Interface dataset entries:
■ ■ ■ ■ ■ ■ ■
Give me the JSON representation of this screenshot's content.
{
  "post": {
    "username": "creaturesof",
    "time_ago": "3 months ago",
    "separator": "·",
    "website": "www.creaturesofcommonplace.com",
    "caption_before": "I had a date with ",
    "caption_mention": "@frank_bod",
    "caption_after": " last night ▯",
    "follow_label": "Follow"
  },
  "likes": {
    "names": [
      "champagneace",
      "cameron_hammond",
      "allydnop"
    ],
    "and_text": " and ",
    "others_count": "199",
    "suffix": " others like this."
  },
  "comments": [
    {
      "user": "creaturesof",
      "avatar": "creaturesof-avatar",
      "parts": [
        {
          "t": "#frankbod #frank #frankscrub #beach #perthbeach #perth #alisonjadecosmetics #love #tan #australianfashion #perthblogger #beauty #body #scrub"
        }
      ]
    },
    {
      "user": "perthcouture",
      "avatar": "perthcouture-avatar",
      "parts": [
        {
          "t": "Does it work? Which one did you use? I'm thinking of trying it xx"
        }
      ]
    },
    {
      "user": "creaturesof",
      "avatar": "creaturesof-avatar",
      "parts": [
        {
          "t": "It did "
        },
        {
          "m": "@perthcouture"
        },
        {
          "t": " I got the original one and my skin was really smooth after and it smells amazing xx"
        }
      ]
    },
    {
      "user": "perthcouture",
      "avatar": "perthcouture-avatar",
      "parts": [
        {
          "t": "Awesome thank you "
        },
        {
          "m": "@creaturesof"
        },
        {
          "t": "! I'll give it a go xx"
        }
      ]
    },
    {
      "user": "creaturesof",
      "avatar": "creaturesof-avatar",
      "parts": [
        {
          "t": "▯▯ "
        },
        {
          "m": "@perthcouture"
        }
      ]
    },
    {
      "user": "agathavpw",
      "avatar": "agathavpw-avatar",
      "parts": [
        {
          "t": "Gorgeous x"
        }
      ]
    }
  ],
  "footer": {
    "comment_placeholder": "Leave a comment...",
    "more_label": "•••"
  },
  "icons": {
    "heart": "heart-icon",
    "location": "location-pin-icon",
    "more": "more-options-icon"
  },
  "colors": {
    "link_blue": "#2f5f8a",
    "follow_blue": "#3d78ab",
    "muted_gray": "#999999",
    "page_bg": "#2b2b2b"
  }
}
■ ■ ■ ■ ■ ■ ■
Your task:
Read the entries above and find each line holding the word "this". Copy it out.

Written solution:
Give me the JSON representation of this screenshot's content.
    "suffix": " others like this."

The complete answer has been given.